6. Connections in the brains of young children strengthen during sleep, CU-Boulder study finds
7. Using morphine after abdominal surgery may prolong pain, CU-Boulder researchers find
8. CU-Boulder-led team gets first look at diverse life below rare tallgrass prairies
9. Poorly camouflaged insects can kick off a cascade of ecological impacts, new CU-Boulder study finds
10. New CU-Boulder-led study finds microbial clock may help determine time of death
11. CU-Boulder helps tap crowds to digitize museum records of bugs and plants
Post Your Comments:
*Name:
*Comment:
*Email:
(Date:3/2/2017)... March 2, 2017 Summary This report ... and its partnering interests and activities since 2010. ... Read the full ... Alliance since 2010 report provides an in-depth insight into the ... companies. On demand company reports are prepared upon ...
(Date:3/2/2017)... 2017 Australian stem cell and regenerative medicine ... signed an agreement with the Monash Lung Biology Network, ... Institute and Department of Pharmacology at Monash University, ... study to support the use of Cymerus™ mesenchymal stem ... Asthma is a chronic, long term lung condition ...
(Date:2/28/2017)... , February 28, 2017 News solutions for ... ... from 14 to 16 March, Materna will present ... show how seamless travel is a real benefit for passengers. ... biometrics to their passenger touch point solutions to take passengers through ...
Breaking Biology News(10 mins):
(Date:3/23/2017)... According to a report by Transparency Market ... due to the presence of a large pool of participants; however, ... , and Sigma-Aldrich, compete with each other in this market. With ... than 76% of this market in 2016.  ... As of now, a large number of ...
(Date:3/23/2017)... 2017 In today,s pre-market research, ... the Biotech industry: Sangamo Therapeutics Inc. (NASDAQ: SGMO), Eyegate ... SYN), and Regulus Therapeutics Inc. (NASDAQ: RGLS ... Suisse upgraded its rating on Pharmaceuticals/Biotechnology to "Overweight" from "Market Weight." Learn ... at: ...
(Date:3/22/2017)... 22, 2017 Regeneron Pharmaceuticals, Inc. (NASDAQ: REGN), today ... (RGC), U.K. Biobank and GSK to generate genetic sequence data ... The initiative will enable researchers to gain valuable insights to ... wide range of serious and life threatening diseases. ... Genetic evidence ...
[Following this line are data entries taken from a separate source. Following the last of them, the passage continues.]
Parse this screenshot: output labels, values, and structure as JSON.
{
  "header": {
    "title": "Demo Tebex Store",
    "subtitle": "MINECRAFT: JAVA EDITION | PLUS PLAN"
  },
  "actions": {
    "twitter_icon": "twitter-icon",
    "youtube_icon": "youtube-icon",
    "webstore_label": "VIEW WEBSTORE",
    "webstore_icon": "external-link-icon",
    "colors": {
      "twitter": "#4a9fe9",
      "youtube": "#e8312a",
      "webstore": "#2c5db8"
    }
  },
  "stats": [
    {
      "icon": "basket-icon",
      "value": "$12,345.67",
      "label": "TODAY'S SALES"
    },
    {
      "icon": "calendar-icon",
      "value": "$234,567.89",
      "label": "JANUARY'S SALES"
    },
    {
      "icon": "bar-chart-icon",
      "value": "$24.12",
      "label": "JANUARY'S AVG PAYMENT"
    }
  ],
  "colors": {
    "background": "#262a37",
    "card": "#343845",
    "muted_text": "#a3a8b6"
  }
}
(Date:3/22/2017)... , March 22, 2017  Ascendis Pharma A/S ... innovative TransCon technology to address significant unmet medical ... for the full year ended December 31, 2016. ... for our company as we broadened our pipeline ... integrated rare disease company with an initial focus ...
Breaking Biology Technology: